Researchers (TU Wien) (Vienna) have developed a nano-structuring method that can be employed to perforate specific layers of a material in a highly precise way, while others are left completely unaltered, although the projectile penetrates all layers.
They achieved this by using highly charged ions that can be employed to selectively process the surfaces of novel 2D material systems, for instance, to bind specific metals on them, which can subsequently act as catalysts. The new technique was recently reported in the ACS Nano journal.
New Materials from Ultra-Thin Layers
Materials made of numerous ultra-thin layers are considered an interesting new field in the area of materials research. Since the first production of the high-performance material graphene, comprising only a single layer of carbon atoms, various new thin-film materials have been creating, typically with potential new properties.
We investigated a combination of graphene and molybdenum disulfide. The two layers of material are brought into contact and then adhere to each other by weak van der Waals forces. Graphene is a very good conductor, molybdenum disulphide is a semiconductor, and the combination could be interesting for the production of new types of data storage devices.
Dr Janine Schwestka, Study First Author, Institute of Applied Physics, TU Wien
However, in some applications, the material’s geometry must be particularly processed on the nanoscale—for instance, to modify the chemical properties by combining different types of atoms or to manipulate the optical properties of the surface.
“There are different methods for this,” noted Janine Schwestka. “You may modify the surfaces with an electron beam or with a conventional ion beam. With a two-layer system, however, there is always the problem that the beam affects both layers at the same time, even if only one of them is supposed to be modified.”
Two Kinds of Energy
While using an ion beam to treat a surface, the material is often influenced by the force of the impacting ions. However, the TU Wien researchers used relatively slow ions that are multiply charged.
Two different forms of energy must be distinguished here. On the one hand, there is the kinetic energy, which depends on the speed at which the ions impact on the surface. On the other hand, there is the potential energy, which is determined by the electric charge of the ions. With conventional ion beams, the kinetic energy plays the decisive role, but for us the potential energy is particularly important.
Richard Wilhelm, Professor, TU Wien
Both the forms of energy have an important difference between them: The kinetic energy is liberated in both material layers while penetrating the layer system, but the potential energy could be distributed in a highly uneven way between the layers.

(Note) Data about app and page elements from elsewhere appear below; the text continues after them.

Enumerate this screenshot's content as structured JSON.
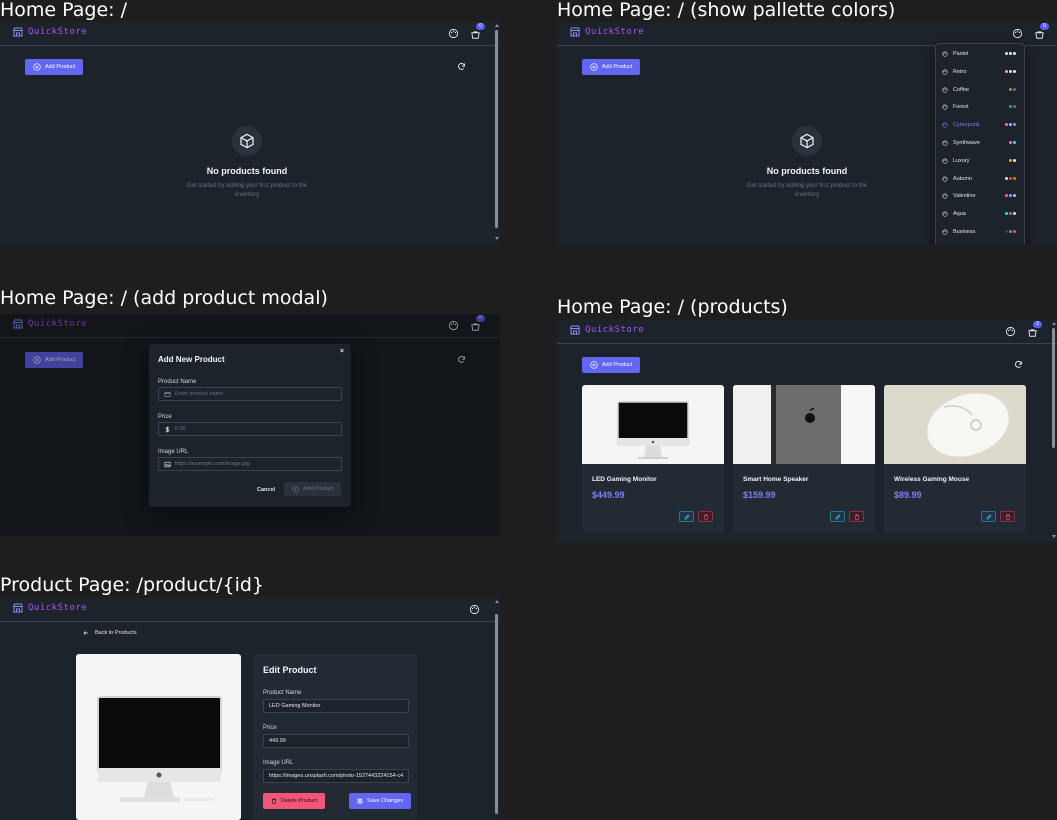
{
  "captions": {
    "home": "Home Page: /",
    "palette": "Home Page: / (show pallette colors)",
    "modal": "Home Page: / (add product modal)",
    "products": "Home Page: / (products)",
    "product": "Product Page: /product/{id}"
  },
  "app": {
    "name": "QuickStore",
    "cart_count": "0",
    "cart_count_products": "3",
    "add_product_label": "Add Product",
    "accent": "#6366f1",
    "brand": "#a855f7"
  },
  "empty_state": {
    "title": "No products found",
    "subtitle": "Get started by adding your first product to the inventory"
  },
  "themes": [
    {
      "name": "Pastel",
      "colors": [
        "#e5e7eb",
        "#e5e7eb",
        "#e5e7eb"
      ]
    },
    {
      "name": "Retro",
      "colors": [
        "#fca5a5",
        "#e5e7eb",
        "#e5e7eb"
      ]
    },
    {
      "name": "Coffee",
      "colors": [
        "#c08457",
        "#6b7280"
      ]
    },
    {
      "name": "Forest",
      "colors": [
        "#1eb854",
        "#6b7280"
      ]
    },
    {
      "name": "Cyberpunk",
      "colors": [
        "#ff7598",
        "#75d1f0",
        "#c07eec"
      ],
      "active": true
    },
    {
      "name": "Synthwave",
      "colors": [
        "#e779c1",
        "#58c7f3"
      ]
    },
    {
      "name": "Luxury",
      "colors": [
        "#f59e0b",
        "#e5e7eb"
      ]
    },
    {
      "name": "Autumn",
      "colors": [
        "#e5e7eb",
        "#ef4444",
        "#f97316"
      ]
    },
    {
      "name": "Valentine",
      "colors": [
        "#e96d7b",
        "#a991f7",
        "#88dbdd"
      ]
    },
    {
      "name": "Aqua",
      "colors": [
        "#09ecf3",
        "#966fb3",
        "#ffd6a7"
      ]
    },
    {
      "name": "Business",
      "colors": [
        "#1c4e80",
        "#7c909a",
        "#ea6947"
      ]
    }
  ],
  "modal": {
    "title": "Add New Product",
    "close_label": "×",
    "name_label": "Product Name",
    "name_placeholder": "Enter product name",
    "price_label": "Price",
    "price_placeholder": "0.00",
    "image_label": "Image URL",
    "image_placeholder": "https://example.com/image.jpg",
    "cancel_label": "Cancel",
    "submit_label": "Add Product"
  },
  "products": [
    {
      "name": "LED Gaming Monitor",
      "price": "$449.99"
    },
    {
      "name": "Smart Home Speaker",
      "price": "$159.99"
    },
    {
      "name": "Wireless Gaming Mouse",
      "price": "$89.99"
    }
  ],
  "product_page": {
    "back_label": "Back to Products",
    "edit_title": "Edit Product",
    "name_label": "Product Name",
    "name_value": "LED Gaming Monitor",
    "price_label": "Price",
    "price_value": "449.99",
    "image_label": "Image URL",
    "image_value": "https://images.unsplash.com/photo-1527443224154-c4",
    "delete_label": "Delete Product",
    "save_label": "Save Changes"
  }
}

Richard Wilhelm added, “The molybdenum disulfide reacts very strongly to the highly charged ions. A single ion arriving at this layer can remove dozens or hundreds of atoms from the layer. What remains is a hole, which can be seen very clearly under an electron microscope.”
By contrast, the graphene layer hit by the projectile immediately afterward stays intact: a major portion of the potential energy has already been liberated.

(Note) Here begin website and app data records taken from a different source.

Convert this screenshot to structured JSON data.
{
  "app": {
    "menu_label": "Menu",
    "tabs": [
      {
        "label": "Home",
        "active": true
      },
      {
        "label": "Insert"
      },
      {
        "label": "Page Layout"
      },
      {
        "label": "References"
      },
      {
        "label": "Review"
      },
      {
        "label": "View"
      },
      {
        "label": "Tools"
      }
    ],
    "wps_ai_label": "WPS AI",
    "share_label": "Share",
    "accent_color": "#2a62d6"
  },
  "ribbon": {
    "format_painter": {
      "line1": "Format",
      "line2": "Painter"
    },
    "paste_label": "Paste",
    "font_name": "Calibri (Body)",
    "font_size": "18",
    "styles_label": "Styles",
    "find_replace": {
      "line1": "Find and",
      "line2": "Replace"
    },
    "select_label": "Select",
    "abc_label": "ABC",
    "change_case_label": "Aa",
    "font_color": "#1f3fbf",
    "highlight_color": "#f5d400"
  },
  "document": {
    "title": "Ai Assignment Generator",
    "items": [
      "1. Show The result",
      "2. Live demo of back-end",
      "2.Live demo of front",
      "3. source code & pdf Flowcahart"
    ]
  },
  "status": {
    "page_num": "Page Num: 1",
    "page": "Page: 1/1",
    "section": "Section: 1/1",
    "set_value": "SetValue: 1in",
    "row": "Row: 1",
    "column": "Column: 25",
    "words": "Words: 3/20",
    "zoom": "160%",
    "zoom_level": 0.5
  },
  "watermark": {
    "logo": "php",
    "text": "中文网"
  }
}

It is possible to also reverse the same experiment such that the highly charged ion first hits the graphene before hitting the molybdenum disulfide layer. Here, both layers tend to stay intact: the graphene offers the required electrons to the ion to neutralize it electrically within a small fraction of a second.
The electrons in graphene have such high mobility that the point of impact also “cools down” instantly. While crossing the graphene layer, the ion does not leave a permanent trace. Then, it cannot cause much damage to the molybdenum disulfide layer.
“This provides us now with a wonderful new method for manipulating surfaces in a targeted manner,” added Richard Wilhelm. “We can add nano-pores to surfaces without damaging the substrate material underneath. This allows us to create geometric structures that were previously impossible.”
Thus, “masks” can be created from molybdenum disulfide perforated precisely as desired, on which atoms of specific metal are subsequently deposited. This paves the way for entirely new possibilities for manipulating the chemical, optical, and electronic properties of the surface.
We are very pleased that our excellent collaborations via the TU Doctoral College TU-D were able to contribute significantly to these results. In addition, it distinguishes Vienna as a location for science and research that we were able to establish contacts with the University of Vienna through short distances in order to deepen our joint expertise and complement each other methodically.
Janine Schwestka, TU Wien
Schwestka was a member of the TU-D for over three years.
Schwestka, J., et al. (2020) Atomic-Scale Carving of Nanopores into a van der Waals Heterostructure with Slow Highly Charged Ions. ACS Nano. doi.org/10.1021/acsnano.0c04476.